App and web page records
========================================
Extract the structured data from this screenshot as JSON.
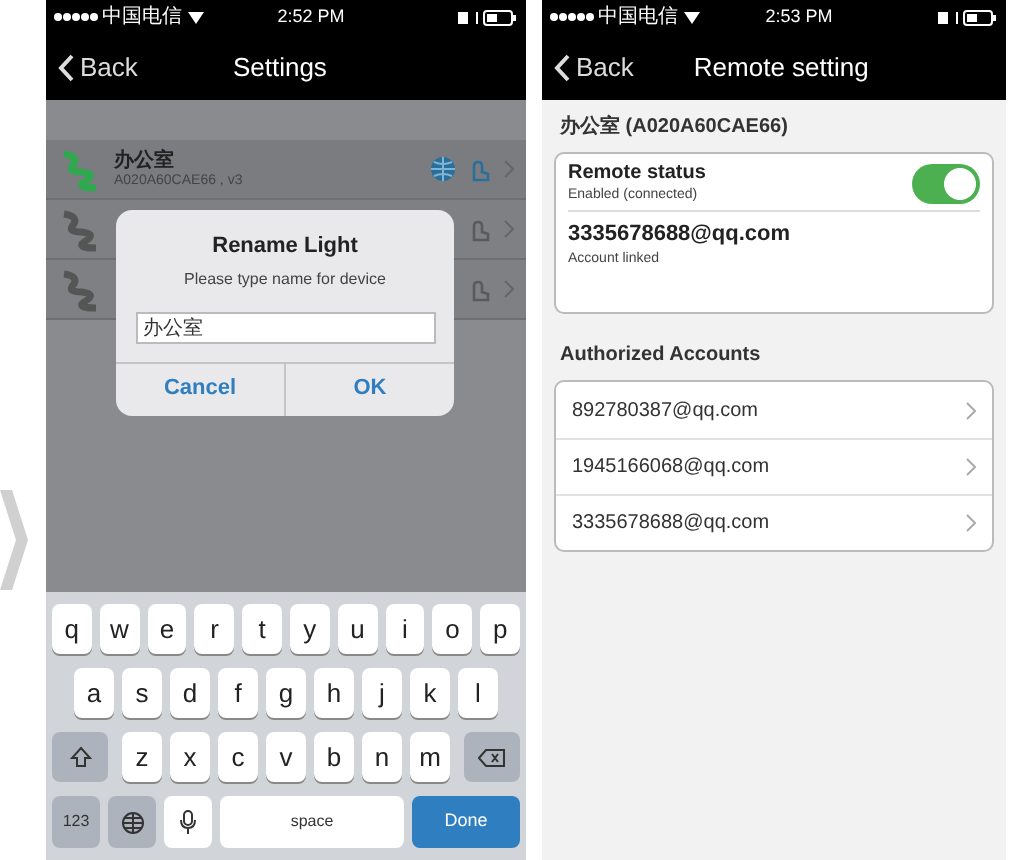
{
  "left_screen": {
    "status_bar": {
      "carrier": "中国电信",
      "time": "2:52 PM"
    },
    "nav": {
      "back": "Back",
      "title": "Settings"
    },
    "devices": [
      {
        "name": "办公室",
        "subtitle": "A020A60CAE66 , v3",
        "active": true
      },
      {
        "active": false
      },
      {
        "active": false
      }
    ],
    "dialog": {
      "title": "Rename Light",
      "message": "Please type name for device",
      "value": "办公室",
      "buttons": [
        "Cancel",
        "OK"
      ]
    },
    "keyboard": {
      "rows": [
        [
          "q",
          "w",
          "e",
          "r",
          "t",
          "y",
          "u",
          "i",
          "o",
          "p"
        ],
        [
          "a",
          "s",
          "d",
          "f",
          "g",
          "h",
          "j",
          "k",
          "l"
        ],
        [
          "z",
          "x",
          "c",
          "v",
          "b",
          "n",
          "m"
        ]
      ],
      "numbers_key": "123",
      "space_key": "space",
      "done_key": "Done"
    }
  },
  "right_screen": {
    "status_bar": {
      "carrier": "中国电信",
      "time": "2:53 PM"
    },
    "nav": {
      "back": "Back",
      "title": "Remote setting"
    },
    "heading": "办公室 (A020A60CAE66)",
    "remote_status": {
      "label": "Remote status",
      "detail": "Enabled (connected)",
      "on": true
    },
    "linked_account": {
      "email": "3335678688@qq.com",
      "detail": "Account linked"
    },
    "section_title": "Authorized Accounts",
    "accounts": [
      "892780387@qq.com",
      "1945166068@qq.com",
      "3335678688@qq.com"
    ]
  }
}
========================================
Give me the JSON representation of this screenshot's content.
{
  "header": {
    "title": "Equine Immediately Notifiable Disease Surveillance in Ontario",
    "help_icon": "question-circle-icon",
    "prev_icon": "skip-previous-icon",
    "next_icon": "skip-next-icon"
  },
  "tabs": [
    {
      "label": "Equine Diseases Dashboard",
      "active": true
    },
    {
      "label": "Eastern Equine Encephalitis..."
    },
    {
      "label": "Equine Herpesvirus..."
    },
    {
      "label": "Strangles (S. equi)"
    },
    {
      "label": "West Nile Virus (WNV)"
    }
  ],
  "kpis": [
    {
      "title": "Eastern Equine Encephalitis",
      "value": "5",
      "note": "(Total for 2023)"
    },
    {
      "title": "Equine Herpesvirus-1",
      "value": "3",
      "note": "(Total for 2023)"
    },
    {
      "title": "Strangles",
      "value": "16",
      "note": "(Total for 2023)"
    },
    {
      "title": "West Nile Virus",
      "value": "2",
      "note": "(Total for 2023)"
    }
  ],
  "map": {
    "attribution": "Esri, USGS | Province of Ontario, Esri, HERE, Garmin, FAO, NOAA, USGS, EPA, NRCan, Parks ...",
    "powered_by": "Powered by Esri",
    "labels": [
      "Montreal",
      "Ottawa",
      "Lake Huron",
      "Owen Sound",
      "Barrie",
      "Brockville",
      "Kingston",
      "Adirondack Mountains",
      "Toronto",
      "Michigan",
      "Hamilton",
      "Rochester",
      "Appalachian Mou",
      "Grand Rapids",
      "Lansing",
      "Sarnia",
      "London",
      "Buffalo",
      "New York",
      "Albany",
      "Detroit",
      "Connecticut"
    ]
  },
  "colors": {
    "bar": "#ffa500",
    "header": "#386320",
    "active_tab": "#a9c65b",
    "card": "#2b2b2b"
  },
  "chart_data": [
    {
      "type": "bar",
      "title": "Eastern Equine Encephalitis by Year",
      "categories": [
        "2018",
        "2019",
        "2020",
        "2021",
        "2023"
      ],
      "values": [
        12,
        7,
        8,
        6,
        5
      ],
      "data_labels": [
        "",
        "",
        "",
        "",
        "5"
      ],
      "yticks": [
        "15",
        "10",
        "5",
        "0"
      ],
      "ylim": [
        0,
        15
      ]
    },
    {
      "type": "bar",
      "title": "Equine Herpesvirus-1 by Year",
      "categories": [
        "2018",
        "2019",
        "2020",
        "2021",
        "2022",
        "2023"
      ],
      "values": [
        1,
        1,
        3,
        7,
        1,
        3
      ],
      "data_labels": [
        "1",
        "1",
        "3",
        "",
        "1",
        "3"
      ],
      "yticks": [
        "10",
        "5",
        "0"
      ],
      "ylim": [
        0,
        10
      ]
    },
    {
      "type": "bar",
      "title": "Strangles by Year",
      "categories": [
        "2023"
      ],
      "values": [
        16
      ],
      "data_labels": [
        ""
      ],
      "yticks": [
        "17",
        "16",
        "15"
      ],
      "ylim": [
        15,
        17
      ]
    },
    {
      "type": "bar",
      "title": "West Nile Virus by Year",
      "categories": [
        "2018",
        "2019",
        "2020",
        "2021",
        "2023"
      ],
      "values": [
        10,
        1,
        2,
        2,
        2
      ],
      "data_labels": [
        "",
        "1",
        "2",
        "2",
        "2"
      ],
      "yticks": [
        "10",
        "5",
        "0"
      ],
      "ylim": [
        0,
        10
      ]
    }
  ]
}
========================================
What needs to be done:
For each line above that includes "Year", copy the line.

Response to this task:
      "title": "Eastern Equine Encephalitis by Year",
      "title": "Equine Herpesvirus-1 by Year",
      "title": "Strangles by Year",
      "title": "West Nile Virus by Year",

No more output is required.